(THE DATA)
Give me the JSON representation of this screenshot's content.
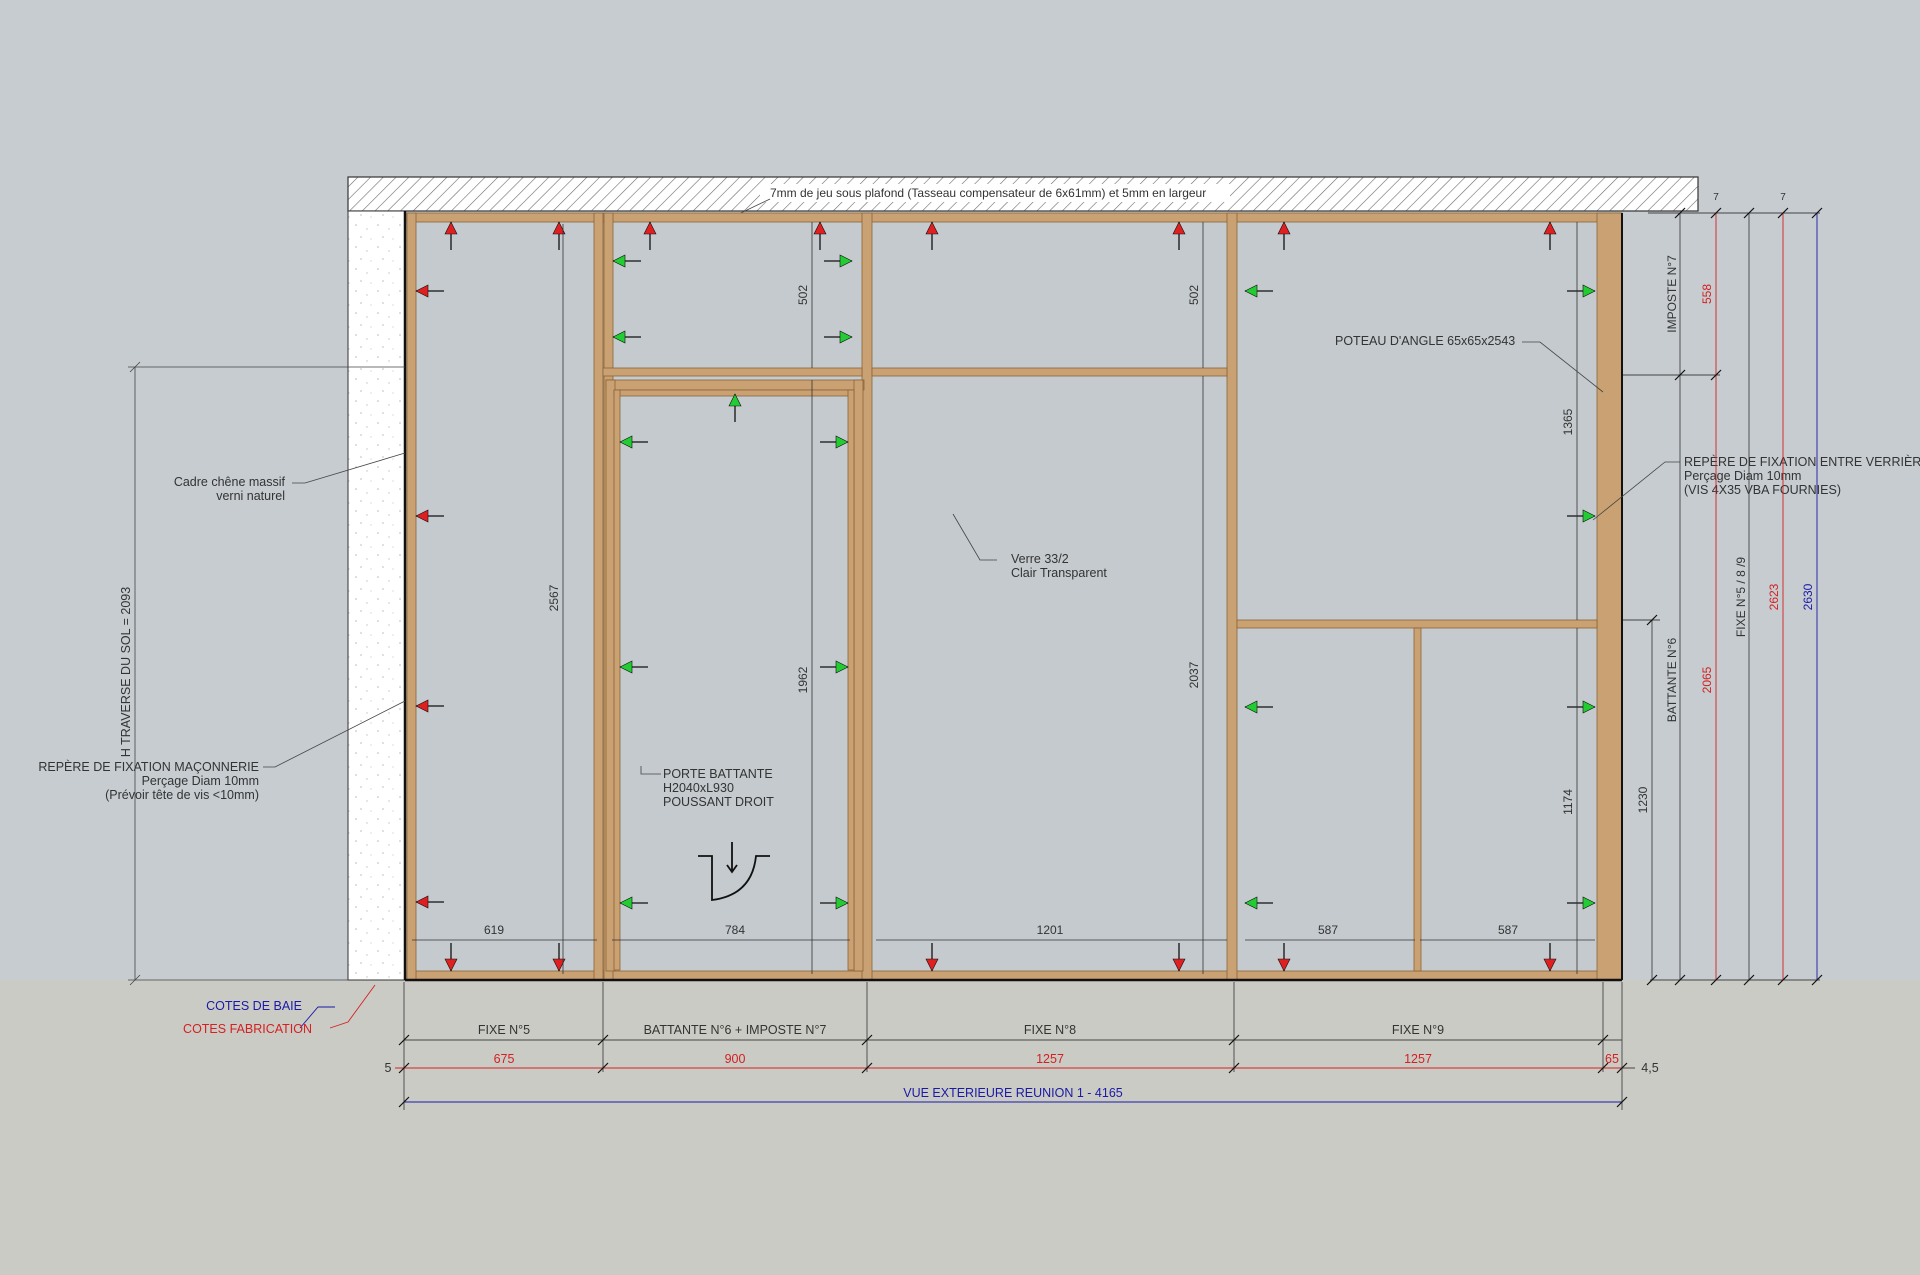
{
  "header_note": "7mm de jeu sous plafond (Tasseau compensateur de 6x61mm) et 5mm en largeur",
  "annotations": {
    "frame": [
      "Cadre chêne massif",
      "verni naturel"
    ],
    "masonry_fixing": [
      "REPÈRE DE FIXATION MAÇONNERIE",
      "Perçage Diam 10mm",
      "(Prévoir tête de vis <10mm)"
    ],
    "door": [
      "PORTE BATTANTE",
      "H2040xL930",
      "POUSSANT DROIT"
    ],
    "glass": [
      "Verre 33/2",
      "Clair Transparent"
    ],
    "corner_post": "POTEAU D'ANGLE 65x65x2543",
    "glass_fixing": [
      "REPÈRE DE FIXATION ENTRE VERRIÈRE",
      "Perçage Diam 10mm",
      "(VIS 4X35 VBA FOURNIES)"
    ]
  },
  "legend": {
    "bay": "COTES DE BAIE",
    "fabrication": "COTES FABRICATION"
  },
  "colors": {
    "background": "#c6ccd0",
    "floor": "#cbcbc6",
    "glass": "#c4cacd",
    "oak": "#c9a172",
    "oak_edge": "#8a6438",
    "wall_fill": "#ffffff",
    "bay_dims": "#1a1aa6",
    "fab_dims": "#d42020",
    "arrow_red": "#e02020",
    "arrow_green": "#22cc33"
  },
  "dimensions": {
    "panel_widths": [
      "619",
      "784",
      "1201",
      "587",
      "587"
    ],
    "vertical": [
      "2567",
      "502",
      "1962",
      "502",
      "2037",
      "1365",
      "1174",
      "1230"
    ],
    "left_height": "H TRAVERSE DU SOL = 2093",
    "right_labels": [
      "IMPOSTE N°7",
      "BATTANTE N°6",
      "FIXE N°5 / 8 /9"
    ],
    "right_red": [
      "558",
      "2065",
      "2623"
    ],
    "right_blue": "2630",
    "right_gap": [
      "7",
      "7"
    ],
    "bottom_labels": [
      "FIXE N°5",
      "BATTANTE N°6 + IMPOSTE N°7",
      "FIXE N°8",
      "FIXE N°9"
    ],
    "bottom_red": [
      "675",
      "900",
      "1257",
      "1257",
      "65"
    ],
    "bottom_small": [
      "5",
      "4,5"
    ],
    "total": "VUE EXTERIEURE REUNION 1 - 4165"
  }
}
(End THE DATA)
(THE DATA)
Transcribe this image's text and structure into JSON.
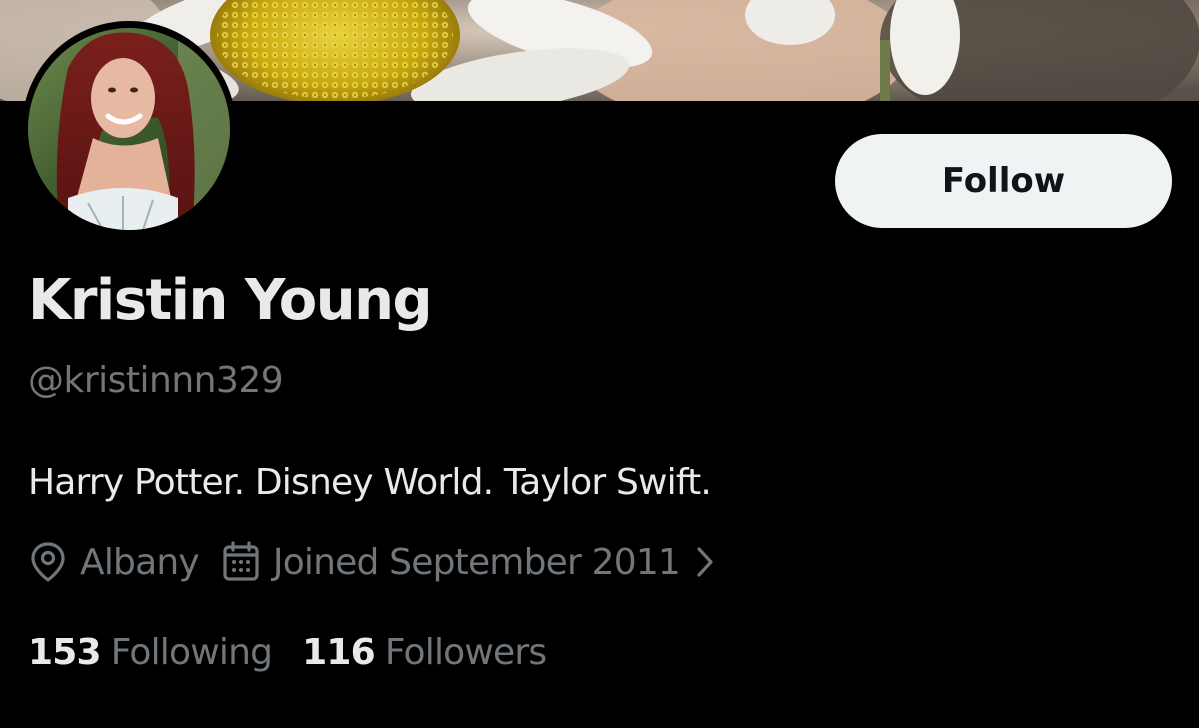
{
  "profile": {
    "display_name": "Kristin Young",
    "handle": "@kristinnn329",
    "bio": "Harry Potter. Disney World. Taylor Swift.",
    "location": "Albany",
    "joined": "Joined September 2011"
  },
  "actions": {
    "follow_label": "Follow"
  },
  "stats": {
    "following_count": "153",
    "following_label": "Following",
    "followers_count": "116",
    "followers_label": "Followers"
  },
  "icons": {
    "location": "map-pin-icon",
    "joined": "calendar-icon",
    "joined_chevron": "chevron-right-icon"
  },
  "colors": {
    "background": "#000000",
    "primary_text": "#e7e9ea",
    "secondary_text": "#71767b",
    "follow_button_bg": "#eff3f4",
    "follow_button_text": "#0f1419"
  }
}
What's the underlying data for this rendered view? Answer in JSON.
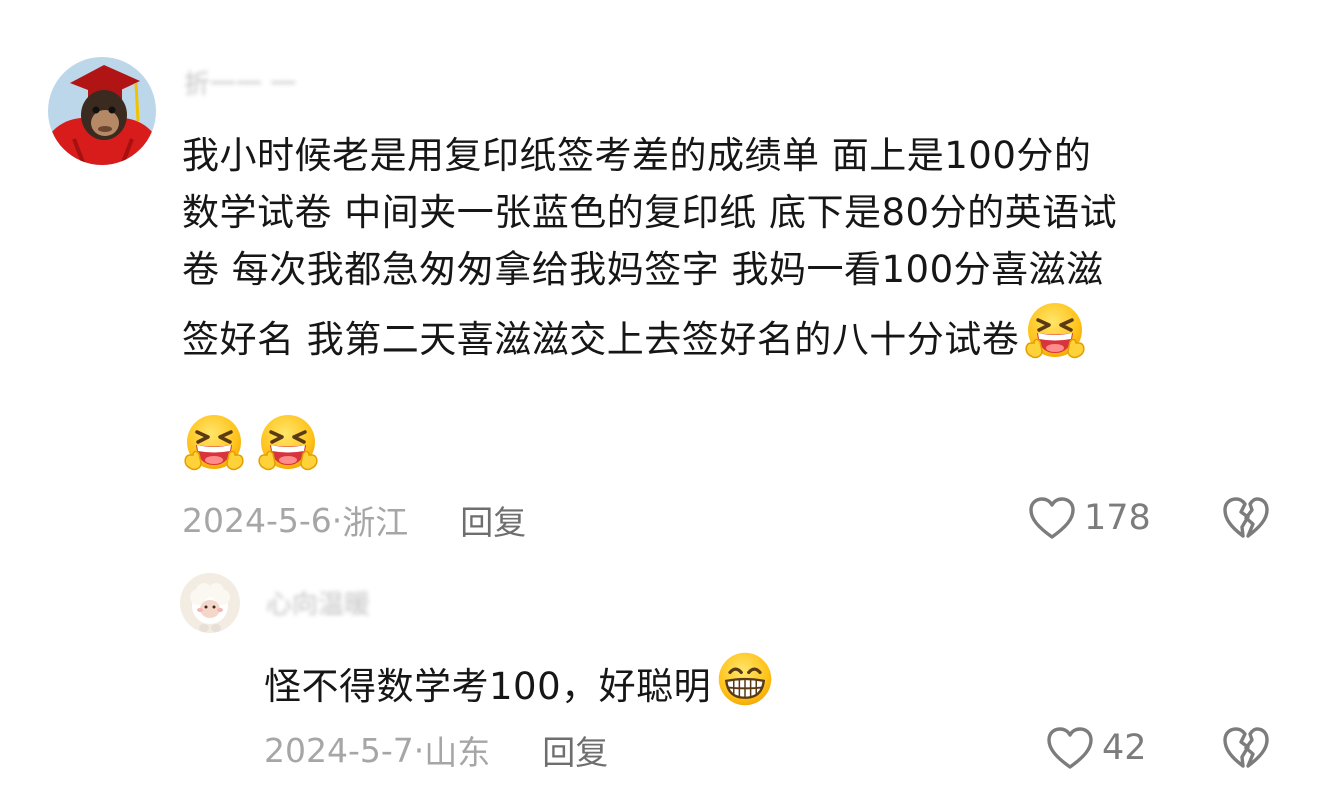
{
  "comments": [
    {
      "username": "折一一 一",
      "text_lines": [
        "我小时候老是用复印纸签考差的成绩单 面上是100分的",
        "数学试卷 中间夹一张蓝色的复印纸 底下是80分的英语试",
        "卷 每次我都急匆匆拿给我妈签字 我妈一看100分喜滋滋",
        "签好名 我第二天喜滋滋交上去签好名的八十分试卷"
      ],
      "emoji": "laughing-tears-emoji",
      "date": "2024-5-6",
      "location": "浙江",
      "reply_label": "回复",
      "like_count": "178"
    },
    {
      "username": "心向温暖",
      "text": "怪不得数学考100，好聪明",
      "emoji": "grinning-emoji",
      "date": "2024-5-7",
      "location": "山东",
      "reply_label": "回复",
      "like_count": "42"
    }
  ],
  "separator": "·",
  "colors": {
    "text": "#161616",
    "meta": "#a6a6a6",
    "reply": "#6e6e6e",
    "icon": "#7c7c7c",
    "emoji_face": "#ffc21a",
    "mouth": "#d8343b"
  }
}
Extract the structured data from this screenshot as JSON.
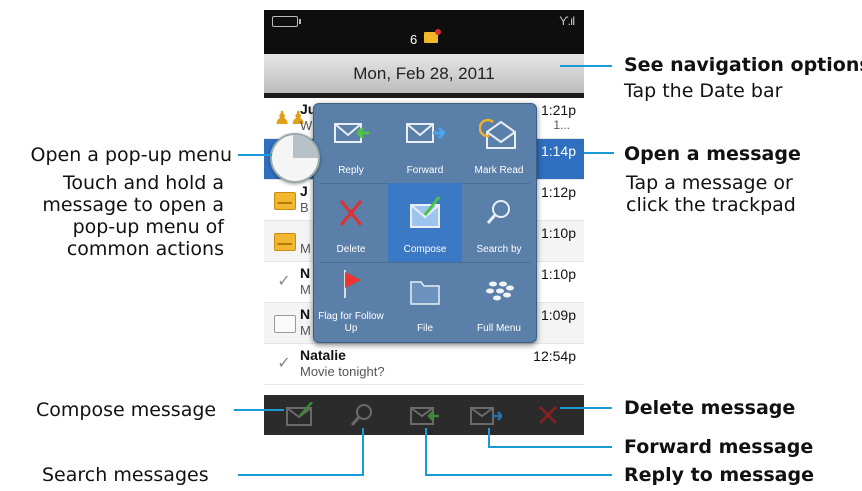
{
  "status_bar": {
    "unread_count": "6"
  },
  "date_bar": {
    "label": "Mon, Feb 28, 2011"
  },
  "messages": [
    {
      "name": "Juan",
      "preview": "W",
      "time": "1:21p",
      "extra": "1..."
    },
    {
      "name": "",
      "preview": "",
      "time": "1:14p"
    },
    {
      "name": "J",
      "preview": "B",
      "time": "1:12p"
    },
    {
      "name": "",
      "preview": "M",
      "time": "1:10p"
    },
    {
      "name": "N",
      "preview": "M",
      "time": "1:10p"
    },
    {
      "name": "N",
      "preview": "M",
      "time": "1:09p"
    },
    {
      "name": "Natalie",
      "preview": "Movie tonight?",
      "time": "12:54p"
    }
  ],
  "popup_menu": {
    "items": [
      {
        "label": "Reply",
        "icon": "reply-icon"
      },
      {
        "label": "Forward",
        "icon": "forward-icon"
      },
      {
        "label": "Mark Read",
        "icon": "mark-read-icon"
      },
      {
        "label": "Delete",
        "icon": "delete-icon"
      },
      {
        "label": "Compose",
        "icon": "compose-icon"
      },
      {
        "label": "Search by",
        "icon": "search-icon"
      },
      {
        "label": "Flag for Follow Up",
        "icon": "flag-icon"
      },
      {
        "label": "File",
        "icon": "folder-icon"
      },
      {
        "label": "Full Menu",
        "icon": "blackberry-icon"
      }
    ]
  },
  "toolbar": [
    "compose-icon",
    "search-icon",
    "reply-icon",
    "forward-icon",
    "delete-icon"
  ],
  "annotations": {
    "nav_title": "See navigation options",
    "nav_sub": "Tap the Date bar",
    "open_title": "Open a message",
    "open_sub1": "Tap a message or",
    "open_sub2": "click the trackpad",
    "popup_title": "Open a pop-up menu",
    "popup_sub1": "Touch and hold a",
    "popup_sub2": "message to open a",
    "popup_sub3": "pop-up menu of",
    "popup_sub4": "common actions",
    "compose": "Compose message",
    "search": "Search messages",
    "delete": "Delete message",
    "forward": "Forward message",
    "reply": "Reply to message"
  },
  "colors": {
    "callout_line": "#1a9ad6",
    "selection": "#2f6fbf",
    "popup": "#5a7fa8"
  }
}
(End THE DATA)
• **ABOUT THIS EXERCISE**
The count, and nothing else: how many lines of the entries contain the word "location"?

• **RESULT BELOW**
4